During the Loeb 45th Anniversary Celebration and Alumni Reunion, the third and final session of Loeb University–Pech Kucha-style presentations by Loeb Alumni– addressed a range of topics and practices, from curation to innovative policymaking to the role of DIY in spurring change. One common thread was that we must face today’s unique cocktail of challenges--rapid urbanization, rising inequality, a warming planet, and so on--by giving life to radical design solutions. These solutions must touch the ground: they must motivate, inspire, and engage.
Andres Lepik (LF ‘12) presented a now familiar juxtaposition: the shiny covers of the annals of high design with acres of informal settlements in Caracas. We’ve all heard that contemporary architecture is in crisis. Lepik put a twist on it, however, by placing agency back into the hands of designers. “Architects have the power to increase the social relevance of their profession,” Lepik argued, and he has directed his curatorial efforts to showcase those who are doing just that. Through his acclaimed exhibitions, from Small Scale, Big Change at the Museum of Modern Art in 2010 to, more recently, Afritecture, a traveling exhibit funded by the Goethe Institut, he has celebrated the role ethics can play in beautiful, ambitious design. Lepik noted the importance of interaction and engagement–Afritecture featured information printed on the floor, so people could literally be surrounded–in the exhibits’ success.
Armando Carbonell (LF ‘93), of the Lincoln Institute of Land Policy, switched gears with a quick spin through new ways of shaping land use policy when it comes to funding infrastructure. A photograph of the collapse of the I35-W bridge over the Mississippi River demonstrated a certain urgency: our current systems are literally failing us. Carbonell then introduced value capture–a method of converting unearned private value from public infrastructure investment into public revenue–as an “efficient, equitable, sustainable tool for urban development.” Carbonell highlighted how value capture has been used–across Latin America, from Cuenca in Ecuador to Curitiba and Sao Paulo in Brazil–to redistribute the location value of infrastructure, providing proof points that ethical, equitable policy can, in fact, be designed.

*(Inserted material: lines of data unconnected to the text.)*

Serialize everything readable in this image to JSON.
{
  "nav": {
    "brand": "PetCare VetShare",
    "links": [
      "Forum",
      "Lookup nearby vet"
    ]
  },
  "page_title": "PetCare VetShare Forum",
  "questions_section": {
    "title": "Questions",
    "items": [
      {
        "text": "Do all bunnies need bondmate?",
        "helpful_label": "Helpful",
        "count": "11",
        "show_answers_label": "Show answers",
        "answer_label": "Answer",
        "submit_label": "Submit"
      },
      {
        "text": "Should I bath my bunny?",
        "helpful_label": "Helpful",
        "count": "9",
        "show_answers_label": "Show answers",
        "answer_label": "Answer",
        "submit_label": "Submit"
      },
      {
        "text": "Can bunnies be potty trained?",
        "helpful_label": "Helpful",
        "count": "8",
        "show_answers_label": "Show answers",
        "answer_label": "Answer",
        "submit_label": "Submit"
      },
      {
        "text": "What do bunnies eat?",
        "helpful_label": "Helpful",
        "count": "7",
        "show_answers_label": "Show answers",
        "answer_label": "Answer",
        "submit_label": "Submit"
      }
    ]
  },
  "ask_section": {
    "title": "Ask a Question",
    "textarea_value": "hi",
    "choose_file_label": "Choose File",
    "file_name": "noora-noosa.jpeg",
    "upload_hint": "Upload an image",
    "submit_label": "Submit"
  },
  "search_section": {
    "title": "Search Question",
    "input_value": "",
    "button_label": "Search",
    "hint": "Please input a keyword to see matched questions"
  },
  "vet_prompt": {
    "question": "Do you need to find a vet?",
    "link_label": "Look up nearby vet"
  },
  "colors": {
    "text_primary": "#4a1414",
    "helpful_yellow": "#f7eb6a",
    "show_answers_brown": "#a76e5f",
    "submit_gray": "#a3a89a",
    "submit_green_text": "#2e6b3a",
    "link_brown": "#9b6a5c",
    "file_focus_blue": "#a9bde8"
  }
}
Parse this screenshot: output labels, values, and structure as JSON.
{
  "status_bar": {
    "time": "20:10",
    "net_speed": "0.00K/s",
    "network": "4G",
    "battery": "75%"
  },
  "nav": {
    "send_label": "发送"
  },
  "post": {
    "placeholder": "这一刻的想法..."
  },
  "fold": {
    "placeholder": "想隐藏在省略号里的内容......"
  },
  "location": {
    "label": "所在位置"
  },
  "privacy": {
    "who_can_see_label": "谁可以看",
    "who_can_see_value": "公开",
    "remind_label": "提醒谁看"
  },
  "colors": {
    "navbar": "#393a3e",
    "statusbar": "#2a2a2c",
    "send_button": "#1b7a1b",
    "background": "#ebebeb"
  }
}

Building on the theme of doing away with old, tired paradigms, Andrew Howard (LF ‘15) issued a provocation: No More Public Meetings. After years of using traditional planning tools and processes, Howard realized “I had to change the way I was working to change the built environment.” Howard’s organization, Better Block, facilitates a DIY guerrilla approach to change based on a simple mantra: “set a date and make it happen.” Started in Dallas and now in more than 100 communities and three countries, Better Block brings people together to enact the change they want to see on their street corners, squares, and sidewalks. Using potted plants, paint, and movable furniture, the Better Block method transforms space in a matter of days, even hours, through community initiative, providing a more beautiful, persuasive case for permanent change than any public meeting can hope to do. Howard is now pushing his model to the next level with the Oak Cliff Investment Cooperative, which gives neighbors a vehicle to fund projects together and gain a return on their investment.
Herbert Dreiseitl (LF ‘11), of Atelier Dreiseitl and Livable Cities Lab, rounded off the day with a call to action. With manifestations that range from flooding to drought and heat waves, climate change is one of the most pressing problems facing cities today. Yet Dreiseitl’s work as a landscape architect and urban planner has centered on water not as the problem, but as the solution. From Singapore to Norway to Germany, his projects have taken on urban hydrology and storm water management as an engine for problem solving and placemaking. “We have all the toolkits available,” said Dreiseitl, insisting that what we need are “many small, complementary projects.” Like the previous presenters, Dreiseitl emphasized the importance of “better arguments” to achieve the public engagement and buy-in that are necessary if we’re going to pull this off.